● **Problem description**:
What the task requires is each entry, restated exactly.

● **Records drawn from a dataset**:
________________________________________

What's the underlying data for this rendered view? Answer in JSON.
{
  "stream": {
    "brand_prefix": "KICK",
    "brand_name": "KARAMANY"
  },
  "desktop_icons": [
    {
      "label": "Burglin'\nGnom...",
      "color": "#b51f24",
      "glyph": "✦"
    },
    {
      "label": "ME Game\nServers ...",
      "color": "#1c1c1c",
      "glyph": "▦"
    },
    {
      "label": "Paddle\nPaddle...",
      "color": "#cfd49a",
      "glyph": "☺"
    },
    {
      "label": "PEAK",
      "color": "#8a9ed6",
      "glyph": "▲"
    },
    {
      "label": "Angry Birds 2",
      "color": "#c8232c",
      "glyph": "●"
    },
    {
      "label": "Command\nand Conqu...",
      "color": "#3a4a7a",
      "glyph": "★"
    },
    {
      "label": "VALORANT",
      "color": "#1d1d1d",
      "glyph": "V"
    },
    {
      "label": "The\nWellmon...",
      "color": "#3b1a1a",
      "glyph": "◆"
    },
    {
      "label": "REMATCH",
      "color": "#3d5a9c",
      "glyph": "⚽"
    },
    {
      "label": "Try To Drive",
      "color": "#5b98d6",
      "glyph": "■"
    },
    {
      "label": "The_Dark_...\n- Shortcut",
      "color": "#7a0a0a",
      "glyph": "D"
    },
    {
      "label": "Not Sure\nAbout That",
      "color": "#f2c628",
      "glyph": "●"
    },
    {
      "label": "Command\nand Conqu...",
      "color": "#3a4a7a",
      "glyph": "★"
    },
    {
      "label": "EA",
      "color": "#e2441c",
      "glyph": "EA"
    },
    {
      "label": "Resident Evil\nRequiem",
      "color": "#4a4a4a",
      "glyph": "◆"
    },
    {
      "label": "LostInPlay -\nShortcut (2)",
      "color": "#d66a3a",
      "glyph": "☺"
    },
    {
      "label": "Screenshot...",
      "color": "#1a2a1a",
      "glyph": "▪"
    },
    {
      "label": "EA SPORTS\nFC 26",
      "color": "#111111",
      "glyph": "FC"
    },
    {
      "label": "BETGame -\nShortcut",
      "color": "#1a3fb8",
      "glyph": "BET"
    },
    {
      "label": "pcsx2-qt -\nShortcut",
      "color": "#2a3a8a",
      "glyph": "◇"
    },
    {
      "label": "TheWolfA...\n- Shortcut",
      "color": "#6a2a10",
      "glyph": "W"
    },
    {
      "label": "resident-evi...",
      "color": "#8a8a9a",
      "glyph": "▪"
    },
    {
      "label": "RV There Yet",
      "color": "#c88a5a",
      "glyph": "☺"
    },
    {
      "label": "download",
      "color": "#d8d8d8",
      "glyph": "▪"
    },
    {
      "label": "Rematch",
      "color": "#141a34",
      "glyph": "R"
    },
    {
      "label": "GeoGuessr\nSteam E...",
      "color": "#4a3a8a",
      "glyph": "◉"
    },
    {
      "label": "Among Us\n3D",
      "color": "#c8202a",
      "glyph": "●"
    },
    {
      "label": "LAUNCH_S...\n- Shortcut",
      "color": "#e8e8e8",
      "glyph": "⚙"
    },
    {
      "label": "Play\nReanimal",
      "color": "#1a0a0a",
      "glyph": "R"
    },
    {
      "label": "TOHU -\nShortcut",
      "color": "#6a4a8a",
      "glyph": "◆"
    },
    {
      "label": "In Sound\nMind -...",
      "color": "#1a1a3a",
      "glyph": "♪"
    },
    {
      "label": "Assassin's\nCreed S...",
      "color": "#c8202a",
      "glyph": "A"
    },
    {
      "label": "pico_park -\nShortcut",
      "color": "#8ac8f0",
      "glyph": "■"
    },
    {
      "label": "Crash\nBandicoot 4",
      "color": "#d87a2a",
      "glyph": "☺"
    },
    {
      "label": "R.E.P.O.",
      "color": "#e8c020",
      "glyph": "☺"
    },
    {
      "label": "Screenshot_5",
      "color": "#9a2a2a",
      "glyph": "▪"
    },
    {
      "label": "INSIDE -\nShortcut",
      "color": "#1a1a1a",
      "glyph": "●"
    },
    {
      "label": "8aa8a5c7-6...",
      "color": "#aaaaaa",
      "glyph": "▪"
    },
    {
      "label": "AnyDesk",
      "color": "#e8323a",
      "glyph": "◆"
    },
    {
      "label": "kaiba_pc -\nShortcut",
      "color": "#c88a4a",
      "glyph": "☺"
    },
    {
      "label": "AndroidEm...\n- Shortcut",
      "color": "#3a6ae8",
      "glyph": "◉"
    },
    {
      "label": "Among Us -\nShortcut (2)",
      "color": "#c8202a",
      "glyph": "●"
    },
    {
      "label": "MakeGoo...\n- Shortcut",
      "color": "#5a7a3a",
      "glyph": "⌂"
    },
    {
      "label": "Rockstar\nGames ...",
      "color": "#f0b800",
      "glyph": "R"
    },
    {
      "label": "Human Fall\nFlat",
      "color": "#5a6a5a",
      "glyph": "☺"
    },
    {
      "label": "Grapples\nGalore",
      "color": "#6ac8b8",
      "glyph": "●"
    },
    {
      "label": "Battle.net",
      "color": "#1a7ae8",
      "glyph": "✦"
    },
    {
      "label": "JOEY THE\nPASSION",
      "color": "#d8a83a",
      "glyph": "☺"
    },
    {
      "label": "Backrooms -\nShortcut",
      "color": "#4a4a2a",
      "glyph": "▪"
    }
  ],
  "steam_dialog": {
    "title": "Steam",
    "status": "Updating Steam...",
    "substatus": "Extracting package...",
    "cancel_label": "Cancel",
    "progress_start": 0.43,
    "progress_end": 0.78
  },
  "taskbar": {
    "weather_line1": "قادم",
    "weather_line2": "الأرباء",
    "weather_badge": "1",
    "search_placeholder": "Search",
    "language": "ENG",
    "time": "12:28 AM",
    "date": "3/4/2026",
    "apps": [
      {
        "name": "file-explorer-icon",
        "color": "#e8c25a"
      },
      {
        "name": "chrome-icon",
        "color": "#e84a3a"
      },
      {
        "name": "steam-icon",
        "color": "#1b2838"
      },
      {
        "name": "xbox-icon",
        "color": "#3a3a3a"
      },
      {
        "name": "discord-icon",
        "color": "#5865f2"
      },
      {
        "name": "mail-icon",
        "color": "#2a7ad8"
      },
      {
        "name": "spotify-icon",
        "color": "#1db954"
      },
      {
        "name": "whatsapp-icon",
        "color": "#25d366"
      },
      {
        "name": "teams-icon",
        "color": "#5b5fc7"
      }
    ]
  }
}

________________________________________

● **Solution for this exercise**:
What's the underlying data for this rendered view? Answer in JSON.
{
  "stream": {
    "brand_prefix": "KICK",
    "brand_name": "KARAMANY"
  },
  "desktop_icons": [
    {
      "label": "Burglin'\nGnom...",
      "color": "#b51f24",
      "glyph": "✦"
    },
    {
      "label": "ME Game\nServers ...",
      "color": "#1c1c1c",
      "glyph": "▦"
    },
    {
      "label": "Paddle\nPaddle...",
      "color": "#cfd49a",
      "glyph": "☺"
    },
    {
      "label": "PEAK",
      "color": "#8a9ed6",
      "glyph": "▲"
    },
    {
      "label": "Angry Birds 2",
      "color": "#c8232c",
      "glyph": "●"
    },
    {
      "label": "Command\nand Conqu...",
      "color": "#3a4a7a",
      "glyph": "★"
    },
    {
      "label": "VALORANT",
      "color": "#1d1d1d",
      "glyph": "V"
    },
    {
      "label": "The\nWellmon...",
      "color": "#3b1a1a",
      "glyph": "◆"
    },
    {
      "label": "REMATCH",
      "color": "#3d5a9c",
      "glyph": "⚽"
    },
    {
      "label": "Try To Drive",
      "color": "#5b98d6",
      "glyph": "■"
    },
    {
      "label": "The_Dark_...\n- Shortcut",
      "color": "#7a0a0a",
      "glyph": "D"
    },
    {
      "label": "Not Sure\nAbout That",
      "color": "#f2c628",
      "glyph": "●"
    },
    {
      "label": "Command\nand Conqu...",
      "color": "#3a4a7a",
      "glyph": "★"
    },
    {
      "label": "EA",
      "color": "#e2441c",
      "glyph": "EA"
    },
    {
      "label": "Resident Evil\nRequiem",
      "color": "#4a4a4a",
      "glyph": "◆"
    },
    {
      "label": "LostInPlay -\nShortcut (2)",
      "color": "#d66a3a",
      "glyph": "☺"
    },
    {
      "label": "Screenshot...",
      "color": "#1a2a1a",
      "glyph": "▪"
    },
    {
      "label": "EA SPORTS\nFC 26",
      "color": "#111111",
      "glyph": "FC"
    },
    {
      "label": "BETGame -\nShortcut",
      "color": "#1a3fb8",
      "glyph": "BET"
    },
    {
      "label": "pcsx2-qt -\nShortcut",
      "color": "#2a3a8a",
      "glyph": "◇"
    },
    {
      "label": "TheWolfA...\n- Shortcut",
      "color": "#6a2a10",
      "glyph": "W"
    },
    {
      "label": "resident-evi...",
      "color": "#8a8a9a",
      "glyph": "▪"
    },
    {
      "label": "RV There Yet",
      "color": "#c88a5a",
      "glyph": "☺"
    },
    {
      "label": "download",
      "color": "#d8d8d8",
      "glyph": "▪"
    },
    {
      "label": "Rematch",
      "color": "#141a34",
      "glyph": "R"
    },
    {
      "label": "GeoGuessr\nSteam E...",
      "color": "#4a3a8a",
      "glyph": "◉"
    },
    {
      "label": "Among Us\n3D",
      "color": "#c8202a",
      "glyph": "●"
    },
    {
      "label": "LAUNCH_S...\n- Shortcut",
      "color": "#e8e8e8",
      "glyph": "⚙"
    },
    {
      "label": "Play\nReanimal",
      "color": "#1a0a0a",
      "glyph": "R"
    },
    {
      "label": "TOHU -\nShortcut",
      "color": "#6a4a8a",
      "glyph": "◆"
    },
    {
      "label": "In Sound\nMind -...",
      "color": "#1a1a3a",
      "glyph": "♪"
    },
    {
      "label": "Assassin's\nCreed S...",
      "color": "#c8202a",
      "glyph": "A"
    },
    {
      "label": "pico_park -\nShortcut",
      "color": "#8ac8f0",
      "glyph": "■"
    },
    {
      "label": "Crash\nBandicoot 4",
      "color": "#d87a2a",
      "glyph": "☺"
    },
    {
      "label": "R.E.P.O.",
      "color": "#e8c020",
      "glyph": "☺"
    },
    {
      "label": "Screenshot_5",
      "color": "#9a2a2a",
      "glyph": "▪"
    },
    {
      "label": "INSIDE -\nShortcut",
      "color": "#1a1a1a",
      "glyph": "●"
    },
    {
      "label": "8aa8a5c7-6...",
      "color": "#aaaaaa",
      "glyph": "▪"
    },
    {
      "label": "AnyDesk",
      "color": "#e8323a",
      "glyph": "◆"
    },
    {
      "label": "kaiba_pc -\nShortcut",
      "color": "#c88a4a",
      "glyph": "☺"
    },
    {
      "label": "AndroidEm...\n- Shortcut",
      "color": "#3a6ae8",
      "glyph": "◉"
    },
    {
      "label": "Among Us -\nShortcut (2)",
      "color": "#c8202a",
      "glyph": "●"
    },
    {
      "label": "MakeGoo...\n- Shortcut",
      "color": "#5a7a3a",
      "glyph": "⌂"
    },
    {
      "label": "Rockstar\nGames ...",
      "color": "#f0b800",
      "glyph": "R"
    },
    {
      "label": "Human Fall\nFlat",
      "color": "#5a6a5a",
      "glyph": "☺"
    },
    {
      "label": "Grapples\nGalore",
      "color": "#6ac8b8",
      "glyph": "●"
    },
    {
      "label": "Battle.net",
      "color": "#1a7ae8",
      "glyph": "✦"
    },
    {
      "label": "JOEY THE\nPASSION",
      "color": "#d8a83a",
      "glyph": "☺"
    },
    {
      "label": "Backrooms -\nShortcut",
      "color": "#4a4a2a",
      "glyph": "▪"
    }
  ],
  "steam_dialog": {
    "title": "Steam",
    "status": "Updating Steam...",
    "substatus": "Extracting package...",
    "cancel_label": "Cancel",
    "progress_start": 0.43,
    "progress_end": 0.78
  },
  "taskbar": {
    "weather_line1": "قادم",
    "weather_line2": "الأرباء",
    "weather_badge": "1",
    "search_placeholder": "Search",
    "language": "ENG",
    "time": "12:28 AM",
    "date": "3/4/2026",
    "apps": [
      {
        "name": "file-explorer-icon",
        "color": "#e8c25a"
      },
      {
        "name": "chrome-icon",
        "color": "#e84a3a"
      },
      {
        "name": "steam-icon",
        "color": "#1b2838"
      },
      {
        "name": "xbox-icon",
        "color": "#3a3a3a"
      },
      {
        "name": "discord-icon",
        "color": "#5865f2"
      },
      {
        "name": "mail-icon",
        "color": "#2a7ad8"
      },
      {
        "name": "spotify-icon",
        "color": "#1db954"
      },
      {
        "name": "whatsapp-icon",
        "color": "#25d366"
      },
      {
        "name": "teams-icon",
        "color": "#5b5fc7"
      }
    ]
  }
}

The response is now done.